"His soul shall taste the sadness of her might, And be among her cloudy trophies hung."

That's a great part of this poem by Keats.  The poem is really broken up into three parts (or stanzas, if it pleases you.)  In the first, the poet explains what not to do when you are feeling unhappy:

"NO, no! go not to Lethe, neither twist Wolf's-bane, tight-rooted, for its poisonous wine; Nor suffer thy pale forehead to be kist By nightshade, ruby grape of Proserpine; Make not your rosary of yew-berries, 5 Nor let the beetle, nor the death-moth be Your mournful Psyche, nor the downy owl A partner in your sorrow's mysteries; For shade to shade will come too drowsily,

And drown the wakeful anguish of the soul.

In essence, this part says "When you are depressed, don't try to ignore your depression (Lethe, the river of forgetfulness,) don't kill yourself (nightshade,) and don't become obsessed with symbols of death (beetle, moth.)

Stanza two discusses what you should do instead:

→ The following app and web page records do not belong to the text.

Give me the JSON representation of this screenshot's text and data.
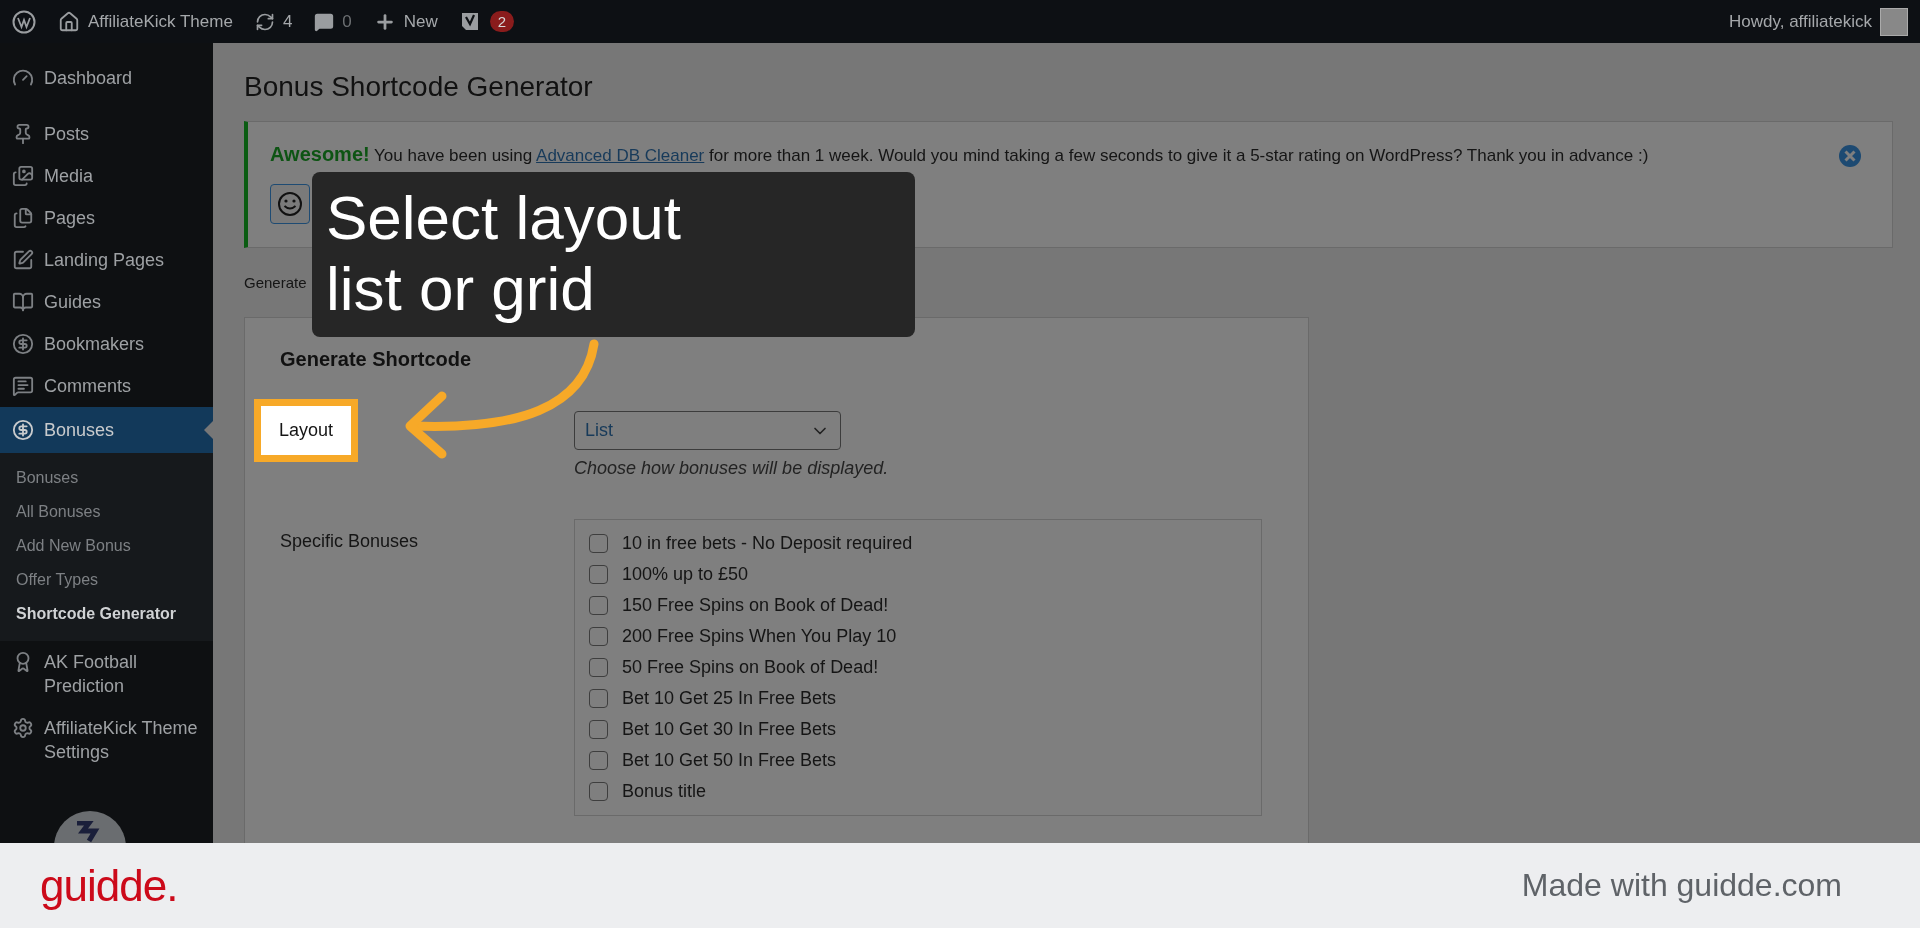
{
  "admin_bar": {
    "site": "AffiliateKick Theme",
    "updates": "4",
    "comments": "0",
    "new": "New",
    "seo_badge": "2",
    "greeting": "Howdy, affiliatekick"
  },
  "sidebar": {
    "items": [
      {
        "label": "Dashboard",
        "selected": false
      },
      {
        "label": "Posts",
        "selected": false
      },
      {
        "label": "Media",
        "selected": false
      },
      {
        "label": "Pages",
        "selected": false
      },
      {
        "label": "Landing Pages",
        "selected": false
      },
      {
        "label": "Guides",
        "selected": false
      },
      {
        "label": "Bookmakers",
        "selected": false
      },
      {
        "label": "Comments",
        "selected": false
      },
      {
        "label": "Bonuses",
        "selected": true,
        "children": [
          {
            "label": "Bonuses",
            "selected": false
          },
          {
            "label": "All Bonuses",
            "selected": false
          },
          {
            "label": "Add New Bonus",
            "selected": false
          },
          {
            "label": "Offer Types",
            "selected": false
          },
          {
            "label": "Shortcode Generator",
            "selected": true
          }
        ]
      },
      {
        "label": "AK Football Prediction",
        "selected": false
      },
      {
        "label": "AffiliateKick Theme Settings",
        "selected": false
      }
    ]
  },
  "page": {
    "title": "Bonus Shortcode Generator",
    "notice": {
      "highlight": "Awesome!",
      "text_before": "You have been using",
      "link": "Advanced DB Cleaner",
      "text_after": "for more than 1 week. Would you mind taking a few seconds to give it a 5-star rating on WordPress? Thank you in advance :)"
    },
    "intro": "Generate",
    "form": {
      "title": "Generate Shortcode",
      "fields": [
        {
          "kind": "select",
          "label": "Layout",
          "highlighted": true,
          "value": "List",
          "description": "Choose how bonuses will be displayed."
        },
        {
          "kind": "checklist",
          "label": "Specific Bonuses",
          "highlighted": false,
          "options": [
            {
              "label": "10 in free bets - No Deposit required",
              "checked": false
            },
            {
              "label": "100% up to £50",
              "checked": false
            },
            {
              "label": "150 Free Spins on Book of Dead!",
              "checked": false
            },
            {
              "label": "200 Free Spins When You Play 10",
              "checked": false
            },
            {
              "label": "50 Free Spins on Book of Dead!",
              "checked": false
            },
            {
              "label": "Bet 10 Get 25 In Free Bets",
              "checked": false
            },
            {
              "label": "Bet 10 Get 30 In Free Bets",
              "checked": false
            },
            {
              "label": "Bet 10 Get 50 In Free Bets",
              "checked": false
            },
            {
              "label": "Bonus title",
              "checked": false
            }
          ]
        }
      ]
    }
  },
  "callout": {
    "text": "Select layout list or grid"
  },
  "footer": {
    "logo": "guidde.",
    "credit": "Made with guidde.com"
  }
}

But when the melancholy fit shall fall Sudden from heaven like a weeping cloud, That fosters the droop-headed flowers all, And hides the green hill in an April shroud; Then glut thy sorrow on a morning rose, 15 Or on the rainbow of the salt sand-wave, Or on the wealth of globèd peonies; Or if thy mistress some rich anger shows, Emprison her soft hand, and let her rave, And feed deep, deep upon her peerless eyes.

Here  the poet says, "when depressed, check out a pretty rose, or a rainbow, or beautiful peonies.  If someone is PO'ing you off, let them rant and rave, and see the beauty in her eyes."

Part three talks about the nature of happiness, that sorrow is always present:

She dwells with Beauty—Beauty that must die; And Joy, whose hand is ever at his lips Bidding adieu; and aching Pleasure nigh, Turning to poison while the bee-mouth sips: Ay, in the very temple of Delight 25 Veil'd Melancholy has her sovran shrine, Though seen of none save him whose strenuous tongue Can burst Joy's grape against his palate fine; His soul shall taste the sadness of her might, and be among her cloudy trophies hung

In essence, the poet is saying that beauty and joy are  great because they have a little sorrow in them.  Joy doesn't last, beauty must fade, and all that.  The wise person understands how the two are connected and can take both at the same time (burst Joy's grape, so to speak.)

To address your question directly,

And be among her cloudy trophies hung.

The point of this is that her trophies (think literally, like a bowling trophy) are not polished and shiny.  They are cloudy.  This goes along with the idea something great (the beautiful trophies) are not perfect.  There is a flaw (they are not polished.)  This goes along with the theme that the greatest pleasures are great because they have a bit of sadness in them.